**To do**:
Filter the entries that follow, copying every line in which the word "method" appears.

**Task input**:
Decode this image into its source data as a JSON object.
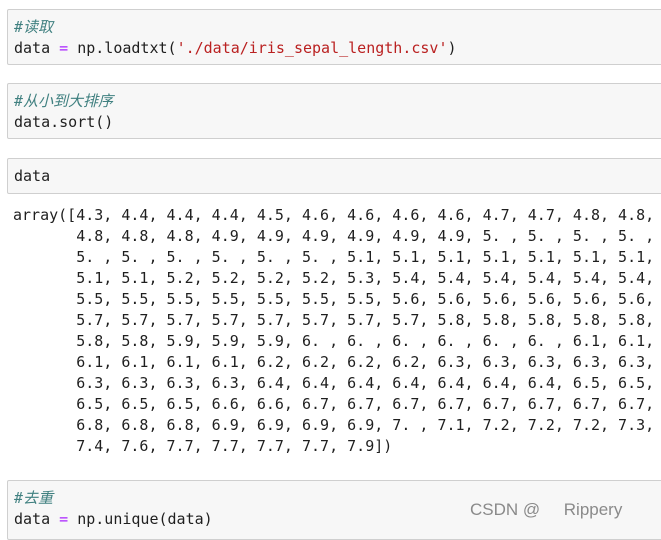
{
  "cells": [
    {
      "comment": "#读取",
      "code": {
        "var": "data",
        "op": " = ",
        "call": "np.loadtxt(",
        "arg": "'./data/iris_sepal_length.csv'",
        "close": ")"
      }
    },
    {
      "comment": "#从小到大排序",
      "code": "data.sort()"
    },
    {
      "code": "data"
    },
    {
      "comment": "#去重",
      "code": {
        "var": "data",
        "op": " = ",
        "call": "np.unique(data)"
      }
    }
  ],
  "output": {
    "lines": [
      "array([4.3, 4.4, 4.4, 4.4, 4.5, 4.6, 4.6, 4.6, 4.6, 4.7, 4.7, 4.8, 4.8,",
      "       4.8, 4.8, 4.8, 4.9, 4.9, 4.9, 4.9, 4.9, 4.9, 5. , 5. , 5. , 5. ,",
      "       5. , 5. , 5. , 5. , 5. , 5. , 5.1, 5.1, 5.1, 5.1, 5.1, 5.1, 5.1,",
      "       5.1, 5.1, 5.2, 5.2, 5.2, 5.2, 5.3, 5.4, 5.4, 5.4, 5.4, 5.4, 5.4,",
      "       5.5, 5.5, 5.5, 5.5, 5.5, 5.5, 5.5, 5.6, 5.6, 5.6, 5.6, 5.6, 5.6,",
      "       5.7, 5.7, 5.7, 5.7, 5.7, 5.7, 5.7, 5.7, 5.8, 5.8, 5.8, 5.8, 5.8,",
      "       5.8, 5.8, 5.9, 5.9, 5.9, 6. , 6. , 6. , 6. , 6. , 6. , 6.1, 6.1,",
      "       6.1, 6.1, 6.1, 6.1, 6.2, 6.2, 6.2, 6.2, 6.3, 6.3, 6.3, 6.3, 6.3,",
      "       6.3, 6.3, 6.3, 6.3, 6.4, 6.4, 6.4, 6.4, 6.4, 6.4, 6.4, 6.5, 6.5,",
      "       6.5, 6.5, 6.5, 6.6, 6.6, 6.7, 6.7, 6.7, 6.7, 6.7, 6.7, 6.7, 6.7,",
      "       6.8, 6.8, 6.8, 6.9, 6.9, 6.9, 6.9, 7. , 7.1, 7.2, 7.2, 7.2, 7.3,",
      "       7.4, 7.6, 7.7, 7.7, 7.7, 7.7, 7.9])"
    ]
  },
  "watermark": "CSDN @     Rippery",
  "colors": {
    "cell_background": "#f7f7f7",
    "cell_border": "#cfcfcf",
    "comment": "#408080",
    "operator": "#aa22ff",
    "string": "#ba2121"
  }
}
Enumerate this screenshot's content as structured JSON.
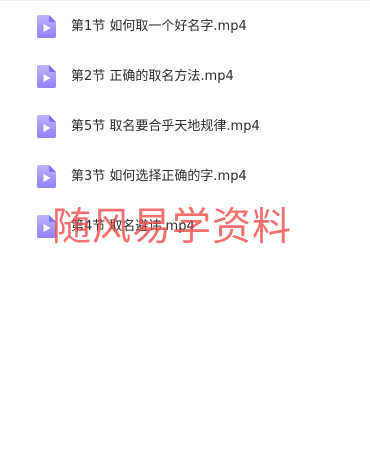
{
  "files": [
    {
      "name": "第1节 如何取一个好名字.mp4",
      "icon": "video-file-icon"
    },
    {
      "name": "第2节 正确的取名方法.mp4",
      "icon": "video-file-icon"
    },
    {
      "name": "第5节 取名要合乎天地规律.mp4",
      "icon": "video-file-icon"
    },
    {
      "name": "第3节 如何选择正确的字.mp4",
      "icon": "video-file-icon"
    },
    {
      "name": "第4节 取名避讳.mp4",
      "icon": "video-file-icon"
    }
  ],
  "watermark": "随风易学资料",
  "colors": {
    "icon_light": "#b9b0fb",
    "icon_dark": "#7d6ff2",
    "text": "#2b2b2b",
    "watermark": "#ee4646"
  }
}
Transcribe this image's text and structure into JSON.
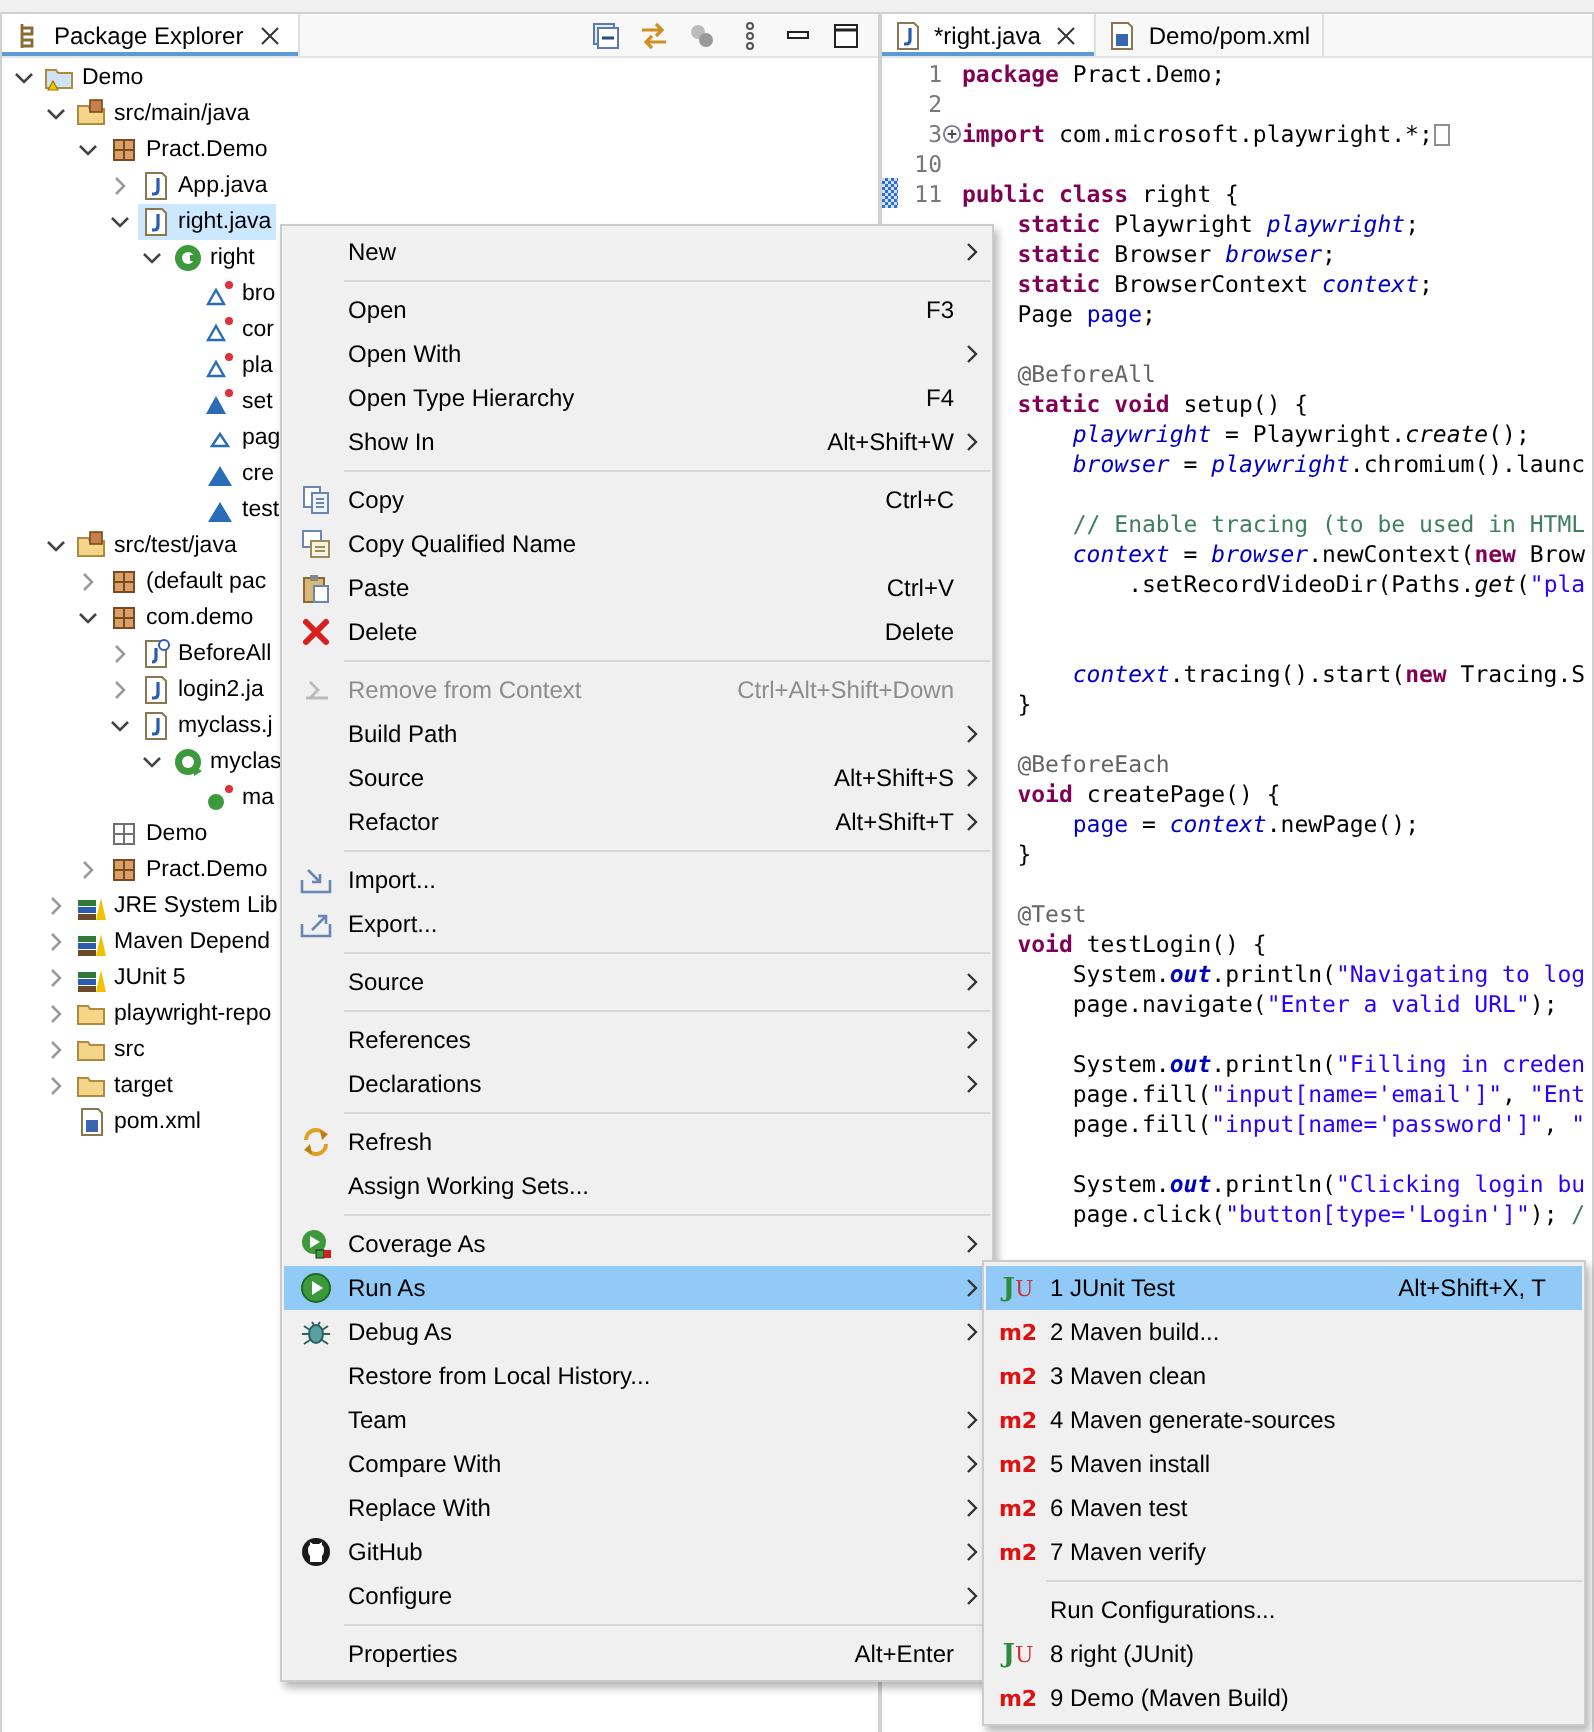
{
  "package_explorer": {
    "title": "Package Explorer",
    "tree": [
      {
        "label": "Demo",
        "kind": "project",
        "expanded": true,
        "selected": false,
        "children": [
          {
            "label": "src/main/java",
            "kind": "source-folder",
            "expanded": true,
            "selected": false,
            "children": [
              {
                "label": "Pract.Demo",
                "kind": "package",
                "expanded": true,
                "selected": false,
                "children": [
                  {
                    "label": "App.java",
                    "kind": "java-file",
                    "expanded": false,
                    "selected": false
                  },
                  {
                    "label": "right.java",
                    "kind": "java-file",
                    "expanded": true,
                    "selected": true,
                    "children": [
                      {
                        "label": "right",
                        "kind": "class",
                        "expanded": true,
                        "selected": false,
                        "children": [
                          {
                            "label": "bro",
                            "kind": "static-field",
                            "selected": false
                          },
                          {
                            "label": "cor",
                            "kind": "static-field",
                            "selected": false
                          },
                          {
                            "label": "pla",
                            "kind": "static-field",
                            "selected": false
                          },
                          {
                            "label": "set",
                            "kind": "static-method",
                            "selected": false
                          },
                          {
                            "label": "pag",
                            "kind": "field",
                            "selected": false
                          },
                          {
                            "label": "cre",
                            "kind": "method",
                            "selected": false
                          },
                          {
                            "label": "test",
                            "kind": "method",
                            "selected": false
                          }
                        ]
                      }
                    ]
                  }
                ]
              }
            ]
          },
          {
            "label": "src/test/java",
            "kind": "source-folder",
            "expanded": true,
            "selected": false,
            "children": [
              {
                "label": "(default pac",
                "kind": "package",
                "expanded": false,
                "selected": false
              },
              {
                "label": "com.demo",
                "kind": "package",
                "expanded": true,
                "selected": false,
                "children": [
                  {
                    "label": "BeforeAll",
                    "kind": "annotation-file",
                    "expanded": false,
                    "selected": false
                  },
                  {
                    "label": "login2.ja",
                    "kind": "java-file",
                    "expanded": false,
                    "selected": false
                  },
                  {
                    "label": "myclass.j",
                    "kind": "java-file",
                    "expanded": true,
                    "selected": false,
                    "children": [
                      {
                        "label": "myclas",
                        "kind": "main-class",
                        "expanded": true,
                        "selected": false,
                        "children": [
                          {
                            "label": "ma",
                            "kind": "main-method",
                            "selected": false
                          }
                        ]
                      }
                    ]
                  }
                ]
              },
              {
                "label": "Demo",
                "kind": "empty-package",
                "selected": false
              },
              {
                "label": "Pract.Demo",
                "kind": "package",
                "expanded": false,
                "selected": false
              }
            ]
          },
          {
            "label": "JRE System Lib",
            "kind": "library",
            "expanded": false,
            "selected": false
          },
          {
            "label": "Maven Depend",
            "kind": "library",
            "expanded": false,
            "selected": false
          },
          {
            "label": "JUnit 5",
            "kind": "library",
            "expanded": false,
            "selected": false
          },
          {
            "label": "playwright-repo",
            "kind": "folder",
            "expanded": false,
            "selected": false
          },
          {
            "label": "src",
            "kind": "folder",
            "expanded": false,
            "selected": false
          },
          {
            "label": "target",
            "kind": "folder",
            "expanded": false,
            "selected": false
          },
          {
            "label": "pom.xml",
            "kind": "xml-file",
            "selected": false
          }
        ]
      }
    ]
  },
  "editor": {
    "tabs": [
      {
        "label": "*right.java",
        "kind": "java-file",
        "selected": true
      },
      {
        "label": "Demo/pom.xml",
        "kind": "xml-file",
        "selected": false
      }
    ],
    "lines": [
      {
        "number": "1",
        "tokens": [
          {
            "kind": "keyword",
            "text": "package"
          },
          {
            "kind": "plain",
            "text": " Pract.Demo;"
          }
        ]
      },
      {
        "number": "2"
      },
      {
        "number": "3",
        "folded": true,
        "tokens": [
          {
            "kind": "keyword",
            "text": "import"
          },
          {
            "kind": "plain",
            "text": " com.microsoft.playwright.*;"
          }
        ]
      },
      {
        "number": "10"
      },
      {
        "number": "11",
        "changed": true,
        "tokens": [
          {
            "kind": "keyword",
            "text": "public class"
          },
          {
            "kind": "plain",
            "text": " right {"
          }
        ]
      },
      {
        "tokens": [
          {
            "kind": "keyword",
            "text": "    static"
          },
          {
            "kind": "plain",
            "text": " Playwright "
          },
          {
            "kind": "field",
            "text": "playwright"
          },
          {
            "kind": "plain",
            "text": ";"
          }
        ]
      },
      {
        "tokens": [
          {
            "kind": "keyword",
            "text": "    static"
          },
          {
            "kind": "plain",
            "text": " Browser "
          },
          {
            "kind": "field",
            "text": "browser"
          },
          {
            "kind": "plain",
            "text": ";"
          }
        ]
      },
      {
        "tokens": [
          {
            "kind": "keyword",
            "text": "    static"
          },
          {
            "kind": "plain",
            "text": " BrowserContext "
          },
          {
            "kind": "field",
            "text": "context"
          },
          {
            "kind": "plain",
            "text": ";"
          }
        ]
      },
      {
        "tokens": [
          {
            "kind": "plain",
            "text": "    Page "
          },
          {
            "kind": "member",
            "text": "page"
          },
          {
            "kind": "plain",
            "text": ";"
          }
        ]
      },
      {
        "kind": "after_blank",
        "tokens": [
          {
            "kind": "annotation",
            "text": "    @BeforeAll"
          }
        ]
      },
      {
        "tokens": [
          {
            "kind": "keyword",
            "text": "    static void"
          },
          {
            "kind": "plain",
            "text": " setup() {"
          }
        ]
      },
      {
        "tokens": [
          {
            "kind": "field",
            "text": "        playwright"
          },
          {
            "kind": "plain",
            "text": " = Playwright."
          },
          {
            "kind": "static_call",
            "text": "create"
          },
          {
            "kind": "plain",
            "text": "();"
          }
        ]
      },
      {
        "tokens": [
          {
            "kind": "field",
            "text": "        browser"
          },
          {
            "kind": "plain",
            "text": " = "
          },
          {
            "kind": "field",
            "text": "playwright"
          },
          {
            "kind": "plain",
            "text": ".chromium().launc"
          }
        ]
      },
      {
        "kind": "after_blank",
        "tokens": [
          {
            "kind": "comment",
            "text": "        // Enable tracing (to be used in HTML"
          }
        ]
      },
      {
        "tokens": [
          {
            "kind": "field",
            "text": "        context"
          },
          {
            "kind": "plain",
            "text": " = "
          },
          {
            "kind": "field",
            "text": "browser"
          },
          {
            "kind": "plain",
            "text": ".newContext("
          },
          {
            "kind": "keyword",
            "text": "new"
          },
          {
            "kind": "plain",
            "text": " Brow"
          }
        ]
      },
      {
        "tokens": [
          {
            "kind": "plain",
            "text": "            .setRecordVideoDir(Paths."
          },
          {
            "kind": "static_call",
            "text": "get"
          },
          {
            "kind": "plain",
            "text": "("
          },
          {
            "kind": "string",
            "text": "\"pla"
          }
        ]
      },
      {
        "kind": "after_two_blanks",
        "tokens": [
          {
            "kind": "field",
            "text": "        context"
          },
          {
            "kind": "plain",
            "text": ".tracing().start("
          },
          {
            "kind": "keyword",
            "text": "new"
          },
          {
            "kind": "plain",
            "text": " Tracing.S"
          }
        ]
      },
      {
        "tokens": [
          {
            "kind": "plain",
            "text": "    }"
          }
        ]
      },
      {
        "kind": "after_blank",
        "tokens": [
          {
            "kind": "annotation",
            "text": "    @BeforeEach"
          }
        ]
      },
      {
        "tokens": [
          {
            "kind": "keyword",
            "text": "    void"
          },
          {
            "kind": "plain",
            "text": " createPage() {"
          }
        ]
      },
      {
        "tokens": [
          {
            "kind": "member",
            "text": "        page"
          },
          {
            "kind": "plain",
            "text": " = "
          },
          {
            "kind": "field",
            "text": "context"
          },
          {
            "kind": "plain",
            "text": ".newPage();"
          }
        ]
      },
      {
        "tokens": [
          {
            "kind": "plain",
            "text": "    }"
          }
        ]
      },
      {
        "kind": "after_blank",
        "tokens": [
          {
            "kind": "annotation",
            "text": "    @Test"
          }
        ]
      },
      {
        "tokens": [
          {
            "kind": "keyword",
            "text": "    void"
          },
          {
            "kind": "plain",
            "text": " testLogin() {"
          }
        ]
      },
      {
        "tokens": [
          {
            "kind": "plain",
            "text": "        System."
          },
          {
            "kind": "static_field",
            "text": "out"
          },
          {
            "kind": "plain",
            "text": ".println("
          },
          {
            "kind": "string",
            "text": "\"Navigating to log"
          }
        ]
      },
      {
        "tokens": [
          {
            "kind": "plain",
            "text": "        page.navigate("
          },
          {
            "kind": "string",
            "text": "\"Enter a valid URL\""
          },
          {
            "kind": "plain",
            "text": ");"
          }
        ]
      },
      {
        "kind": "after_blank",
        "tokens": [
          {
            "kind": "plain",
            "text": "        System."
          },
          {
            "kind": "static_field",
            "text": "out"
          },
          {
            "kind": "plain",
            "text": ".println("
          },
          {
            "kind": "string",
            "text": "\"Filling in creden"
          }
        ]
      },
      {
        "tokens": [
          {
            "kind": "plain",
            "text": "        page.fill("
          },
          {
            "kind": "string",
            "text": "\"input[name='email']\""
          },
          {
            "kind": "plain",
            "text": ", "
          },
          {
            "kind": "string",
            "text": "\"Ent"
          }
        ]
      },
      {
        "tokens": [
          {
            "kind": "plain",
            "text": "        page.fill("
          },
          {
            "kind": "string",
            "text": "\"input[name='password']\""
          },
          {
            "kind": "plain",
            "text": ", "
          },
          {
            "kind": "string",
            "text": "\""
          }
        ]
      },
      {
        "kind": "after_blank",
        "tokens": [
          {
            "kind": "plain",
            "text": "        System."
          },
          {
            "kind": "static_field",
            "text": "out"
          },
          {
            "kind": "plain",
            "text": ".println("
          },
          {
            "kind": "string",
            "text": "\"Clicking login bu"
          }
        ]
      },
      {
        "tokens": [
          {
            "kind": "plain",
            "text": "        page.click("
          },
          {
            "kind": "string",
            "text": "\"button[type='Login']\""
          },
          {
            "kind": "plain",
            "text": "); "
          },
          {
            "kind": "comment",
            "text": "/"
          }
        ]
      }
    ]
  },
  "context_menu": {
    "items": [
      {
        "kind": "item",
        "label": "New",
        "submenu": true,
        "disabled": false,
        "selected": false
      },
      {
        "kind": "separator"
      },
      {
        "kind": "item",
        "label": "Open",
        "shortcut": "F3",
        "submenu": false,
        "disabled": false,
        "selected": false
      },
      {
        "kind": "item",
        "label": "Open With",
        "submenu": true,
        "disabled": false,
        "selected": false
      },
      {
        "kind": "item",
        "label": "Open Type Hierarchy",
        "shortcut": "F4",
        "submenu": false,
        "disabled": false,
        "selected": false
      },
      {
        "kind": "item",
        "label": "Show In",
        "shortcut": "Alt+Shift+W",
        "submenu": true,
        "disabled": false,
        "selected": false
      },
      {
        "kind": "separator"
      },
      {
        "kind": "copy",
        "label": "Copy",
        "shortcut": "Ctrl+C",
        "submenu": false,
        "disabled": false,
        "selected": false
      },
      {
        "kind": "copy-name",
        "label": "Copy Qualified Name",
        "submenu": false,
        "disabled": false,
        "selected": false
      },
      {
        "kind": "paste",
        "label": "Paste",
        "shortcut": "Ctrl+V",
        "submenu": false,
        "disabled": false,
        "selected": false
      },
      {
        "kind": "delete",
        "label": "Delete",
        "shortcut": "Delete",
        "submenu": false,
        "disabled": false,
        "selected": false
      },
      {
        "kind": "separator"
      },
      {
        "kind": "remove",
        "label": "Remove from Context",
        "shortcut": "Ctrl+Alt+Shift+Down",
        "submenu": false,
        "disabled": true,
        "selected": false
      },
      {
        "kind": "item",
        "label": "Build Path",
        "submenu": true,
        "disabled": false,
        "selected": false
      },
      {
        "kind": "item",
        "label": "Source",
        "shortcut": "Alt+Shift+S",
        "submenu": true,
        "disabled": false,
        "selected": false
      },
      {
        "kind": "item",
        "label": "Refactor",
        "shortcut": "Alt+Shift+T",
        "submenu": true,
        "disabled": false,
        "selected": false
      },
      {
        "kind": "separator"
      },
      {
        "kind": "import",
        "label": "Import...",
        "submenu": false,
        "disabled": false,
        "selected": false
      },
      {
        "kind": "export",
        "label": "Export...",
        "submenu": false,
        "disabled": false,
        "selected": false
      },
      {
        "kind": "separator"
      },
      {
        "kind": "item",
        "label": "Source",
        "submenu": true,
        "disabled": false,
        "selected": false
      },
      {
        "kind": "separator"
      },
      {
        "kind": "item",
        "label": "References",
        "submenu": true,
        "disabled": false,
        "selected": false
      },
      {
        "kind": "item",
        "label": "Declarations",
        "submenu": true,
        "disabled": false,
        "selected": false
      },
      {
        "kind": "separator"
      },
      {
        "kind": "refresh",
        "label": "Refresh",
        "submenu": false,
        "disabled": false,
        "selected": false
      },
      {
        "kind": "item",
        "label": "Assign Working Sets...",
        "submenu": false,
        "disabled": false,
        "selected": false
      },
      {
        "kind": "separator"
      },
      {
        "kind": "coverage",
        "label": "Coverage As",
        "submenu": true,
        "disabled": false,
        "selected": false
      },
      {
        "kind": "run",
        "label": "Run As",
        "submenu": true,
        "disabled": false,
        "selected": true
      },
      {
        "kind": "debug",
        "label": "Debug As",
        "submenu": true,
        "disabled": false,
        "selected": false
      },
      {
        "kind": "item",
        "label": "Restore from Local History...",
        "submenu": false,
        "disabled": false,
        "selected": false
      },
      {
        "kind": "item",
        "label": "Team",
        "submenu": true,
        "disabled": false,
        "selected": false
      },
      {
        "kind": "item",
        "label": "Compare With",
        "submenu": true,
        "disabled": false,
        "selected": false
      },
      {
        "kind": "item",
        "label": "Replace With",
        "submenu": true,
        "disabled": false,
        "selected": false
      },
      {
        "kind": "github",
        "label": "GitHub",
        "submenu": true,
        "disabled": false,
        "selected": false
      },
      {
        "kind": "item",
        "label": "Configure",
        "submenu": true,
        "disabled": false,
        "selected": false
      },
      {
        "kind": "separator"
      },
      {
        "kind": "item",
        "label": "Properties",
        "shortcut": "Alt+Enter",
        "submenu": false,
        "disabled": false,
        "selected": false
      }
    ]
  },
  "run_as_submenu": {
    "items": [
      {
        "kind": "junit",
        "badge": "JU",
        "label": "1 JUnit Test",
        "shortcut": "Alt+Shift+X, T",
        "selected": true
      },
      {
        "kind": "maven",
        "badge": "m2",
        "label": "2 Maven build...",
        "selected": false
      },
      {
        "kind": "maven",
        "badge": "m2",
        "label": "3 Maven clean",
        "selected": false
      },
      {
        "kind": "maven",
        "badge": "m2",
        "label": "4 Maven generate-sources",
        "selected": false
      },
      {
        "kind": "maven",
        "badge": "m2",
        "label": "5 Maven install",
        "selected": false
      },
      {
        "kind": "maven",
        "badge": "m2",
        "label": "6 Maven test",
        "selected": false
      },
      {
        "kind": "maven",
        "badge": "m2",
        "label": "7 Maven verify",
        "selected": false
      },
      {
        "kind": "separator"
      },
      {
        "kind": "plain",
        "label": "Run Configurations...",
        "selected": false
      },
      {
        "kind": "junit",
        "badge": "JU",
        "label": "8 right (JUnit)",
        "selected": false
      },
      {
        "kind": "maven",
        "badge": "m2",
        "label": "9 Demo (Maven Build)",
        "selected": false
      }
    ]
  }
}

**Written response**:
                            "kind": "static-method",
                            "kind": "method",
                            "kind": "method",
                            "kind": "main-method",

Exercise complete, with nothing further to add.